Despite the history of rifts between owners and workers across professional sports, no league had allowed a dispute to erase an entire season. Even as the 2004-05 NHL lockout was cancelling games into December and January, there was still the hope that the two sides would come to some sort of agreement to save the season and have a Stanley Cup winner. After all, in 1994-95, the NHL resumed games even though lawyers from both sides still wouldn’t sign off on all the details until a few months later. So fans had reason to hold out hope for a solution until the bitter end, which made Gary Bettman’s official cancellation of the NHL season on Feb. 16, 2005, a shock.
“It makes no sense to me,” Tyson Nash, now retired, told THN at the time. “They aren’t going to get a better deal, we aren’t going to get a better deal, so why are we doing this?”
“Holy cripes! They did it,” Steve Dryden, then THN’s editor in chief, wrote in his notebook in the first issue after the announcement. “The doomsdayers, unlike the millennium scaremongers back in 1999, were right this time. The clock struck midnight and the world imploded. Go figure.”
By the time Bettman called the season off, the lockout had been going on for nearly five months. Fans already were furious and flustered at the developments, or lack thereof, in negotiations. However, because of past sports labor precedents, the fact that NHL owners relinquished their desire for a cap a decade earlier, and the belief that reason and common sense would eventually break down propaganda and lead to business compromise, it was confounding to contemplate that a season and all its revenues had indeed been flushed away.
Even after the season was called off, there were still rumblings that a backdoor deal could save the season and rumors swirled that legends Wayne Gretzky and Mario Lemieux were getting involved. But nothing close to a deal-saver came to pass.

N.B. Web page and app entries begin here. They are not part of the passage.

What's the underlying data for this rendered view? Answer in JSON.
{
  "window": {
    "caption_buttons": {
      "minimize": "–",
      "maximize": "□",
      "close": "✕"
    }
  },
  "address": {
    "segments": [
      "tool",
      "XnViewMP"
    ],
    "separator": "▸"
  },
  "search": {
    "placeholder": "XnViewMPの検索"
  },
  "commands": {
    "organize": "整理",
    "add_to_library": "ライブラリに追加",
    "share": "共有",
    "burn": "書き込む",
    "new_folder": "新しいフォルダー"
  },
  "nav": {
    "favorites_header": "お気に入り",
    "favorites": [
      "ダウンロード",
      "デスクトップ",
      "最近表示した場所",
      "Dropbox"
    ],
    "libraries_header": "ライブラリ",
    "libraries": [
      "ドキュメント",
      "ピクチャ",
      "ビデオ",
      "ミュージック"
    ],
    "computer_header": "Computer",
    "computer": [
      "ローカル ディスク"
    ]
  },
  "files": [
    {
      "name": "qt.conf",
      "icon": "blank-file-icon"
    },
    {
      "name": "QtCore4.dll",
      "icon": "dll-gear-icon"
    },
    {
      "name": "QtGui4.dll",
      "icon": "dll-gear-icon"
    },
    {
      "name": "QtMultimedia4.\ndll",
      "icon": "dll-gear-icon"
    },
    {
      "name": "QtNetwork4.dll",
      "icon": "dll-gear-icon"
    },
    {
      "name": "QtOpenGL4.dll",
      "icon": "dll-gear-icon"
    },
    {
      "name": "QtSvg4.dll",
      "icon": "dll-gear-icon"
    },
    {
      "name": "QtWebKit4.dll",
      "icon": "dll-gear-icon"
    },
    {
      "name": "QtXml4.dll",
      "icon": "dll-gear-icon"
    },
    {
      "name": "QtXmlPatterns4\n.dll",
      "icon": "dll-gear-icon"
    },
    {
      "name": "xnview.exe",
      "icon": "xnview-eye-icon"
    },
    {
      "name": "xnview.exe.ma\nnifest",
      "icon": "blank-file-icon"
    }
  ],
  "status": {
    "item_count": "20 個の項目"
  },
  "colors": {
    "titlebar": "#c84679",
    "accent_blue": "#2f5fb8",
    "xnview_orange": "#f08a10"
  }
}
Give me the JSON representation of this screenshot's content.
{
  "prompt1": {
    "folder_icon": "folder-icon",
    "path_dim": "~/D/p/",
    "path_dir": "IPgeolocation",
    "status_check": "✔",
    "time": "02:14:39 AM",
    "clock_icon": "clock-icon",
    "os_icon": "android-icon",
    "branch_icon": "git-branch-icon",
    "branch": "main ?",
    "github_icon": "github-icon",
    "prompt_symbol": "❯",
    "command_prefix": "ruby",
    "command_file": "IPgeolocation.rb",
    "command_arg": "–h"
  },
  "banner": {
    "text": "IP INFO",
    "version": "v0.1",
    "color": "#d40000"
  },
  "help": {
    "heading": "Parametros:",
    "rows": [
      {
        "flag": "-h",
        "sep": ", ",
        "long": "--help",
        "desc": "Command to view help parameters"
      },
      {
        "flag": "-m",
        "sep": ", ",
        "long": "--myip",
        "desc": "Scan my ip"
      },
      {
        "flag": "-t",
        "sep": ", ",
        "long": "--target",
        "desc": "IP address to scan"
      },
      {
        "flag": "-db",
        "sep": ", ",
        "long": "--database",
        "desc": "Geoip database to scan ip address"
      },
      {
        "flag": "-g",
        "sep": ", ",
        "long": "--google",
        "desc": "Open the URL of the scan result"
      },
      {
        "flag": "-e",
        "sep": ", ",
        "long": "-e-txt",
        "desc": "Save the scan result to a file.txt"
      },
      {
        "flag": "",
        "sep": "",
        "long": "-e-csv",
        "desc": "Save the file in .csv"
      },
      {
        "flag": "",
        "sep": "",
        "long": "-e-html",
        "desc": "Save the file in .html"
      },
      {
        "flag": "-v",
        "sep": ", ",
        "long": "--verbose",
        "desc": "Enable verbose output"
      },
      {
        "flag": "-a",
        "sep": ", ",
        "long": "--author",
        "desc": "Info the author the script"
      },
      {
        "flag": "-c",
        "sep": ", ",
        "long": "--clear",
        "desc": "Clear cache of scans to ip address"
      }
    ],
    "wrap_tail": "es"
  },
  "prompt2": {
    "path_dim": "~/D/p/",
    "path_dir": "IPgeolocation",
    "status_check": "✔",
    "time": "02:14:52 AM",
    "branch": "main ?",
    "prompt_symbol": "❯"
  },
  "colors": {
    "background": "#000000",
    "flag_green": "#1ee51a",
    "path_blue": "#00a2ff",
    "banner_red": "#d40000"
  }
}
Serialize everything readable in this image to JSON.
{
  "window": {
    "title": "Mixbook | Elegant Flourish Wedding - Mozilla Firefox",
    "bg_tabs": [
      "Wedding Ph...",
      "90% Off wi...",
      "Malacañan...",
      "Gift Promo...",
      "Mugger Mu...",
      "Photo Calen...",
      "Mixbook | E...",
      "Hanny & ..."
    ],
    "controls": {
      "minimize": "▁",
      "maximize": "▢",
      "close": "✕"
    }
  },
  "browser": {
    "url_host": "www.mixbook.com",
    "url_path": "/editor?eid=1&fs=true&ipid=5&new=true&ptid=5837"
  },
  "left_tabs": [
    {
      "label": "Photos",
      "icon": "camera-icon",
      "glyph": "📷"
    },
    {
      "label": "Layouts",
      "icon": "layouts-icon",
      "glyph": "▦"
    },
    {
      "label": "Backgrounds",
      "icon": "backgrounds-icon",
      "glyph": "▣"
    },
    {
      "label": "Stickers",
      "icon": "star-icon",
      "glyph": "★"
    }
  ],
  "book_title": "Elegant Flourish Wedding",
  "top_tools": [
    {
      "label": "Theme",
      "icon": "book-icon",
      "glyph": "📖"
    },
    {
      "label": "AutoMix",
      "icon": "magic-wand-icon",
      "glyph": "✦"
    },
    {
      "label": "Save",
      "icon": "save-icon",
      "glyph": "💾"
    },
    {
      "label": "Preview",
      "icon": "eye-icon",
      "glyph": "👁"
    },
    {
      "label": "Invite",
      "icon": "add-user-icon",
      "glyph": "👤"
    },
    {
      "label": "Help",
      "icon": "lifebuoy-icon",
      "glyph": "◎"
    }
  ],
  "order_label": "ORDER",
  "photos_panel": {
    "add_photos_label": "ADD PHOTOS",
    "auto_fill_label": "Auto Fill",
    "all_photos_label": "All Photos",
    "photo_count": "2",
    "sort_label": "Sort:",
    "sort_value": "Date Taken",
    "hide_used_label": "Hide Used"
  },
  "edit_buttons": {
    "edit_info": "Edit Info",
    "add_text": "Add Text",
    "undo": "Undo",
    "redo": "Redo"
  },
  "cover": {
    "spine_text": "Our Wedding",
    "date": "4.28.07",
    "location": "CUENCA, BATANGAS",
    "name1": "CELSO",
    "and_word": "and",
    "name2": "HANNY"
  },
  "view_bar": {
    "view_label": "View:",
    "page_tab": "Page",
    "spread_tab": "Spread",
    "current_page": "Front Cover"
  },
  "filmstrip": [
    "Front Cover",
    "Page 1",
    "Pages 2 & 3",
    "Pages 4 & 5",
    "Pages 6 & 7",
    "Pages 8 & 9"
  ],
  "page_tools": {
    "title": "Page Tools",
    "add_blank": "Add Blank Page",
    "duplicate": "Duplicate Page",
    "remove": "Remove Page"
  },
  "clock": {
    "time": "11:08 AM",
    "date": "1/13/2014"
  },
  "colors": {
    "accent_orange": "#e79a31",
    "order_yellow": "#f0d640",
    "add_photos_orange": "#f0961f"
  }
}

What made this dark piece of NHL history all the more shocking was how close the league and NHLPA were to an agreement on doomsday. In December, the players’ union made a surprising offer to roll back salaries by 24 percent, a sum they’d refused to approach up to that point. Still, the major sticking point throughout was the league’s desire for a salary cap and the union’s assertion that it would go no further than offering a form of revenue sharing to aid smaller markets, a stand they would step off in mid-February, to the astonishment of some players.
Still, the union’s offer was a $49-million cap that wasn’t tied to league revenues. The league, meanwhile, stuck to a $42.5-million cap that would be linked to unpredictable future revenue levels.
With so little between them in the dying hours, there seemed to be plenty of room for compromise and an 11th-hour signoff. To everyone’s shock, however, reason was shunned and pigheaded partisanship won the day.
“A $45-million cap? Yeah, that’s something I would accept if it meant we would be playing hockey and helping the game,” Dwayne Roloson told THN at the time. “I know our executive committee had room to move. The league had room to move. We both had bluff hands, but nobody made the call.”
The two sides finally reached a deal on a new collective bargaining agreement that July. The league got a salary cap linked to revenues, just like it wanted, and the NHLPA was left in shambles. The 2004-05 lockout left a permanent void on the Stanley Cup and remains a black mark that will never be stricken from the record books.
This is an excerpt from THN’s book, Biggest of Everything in Hockey.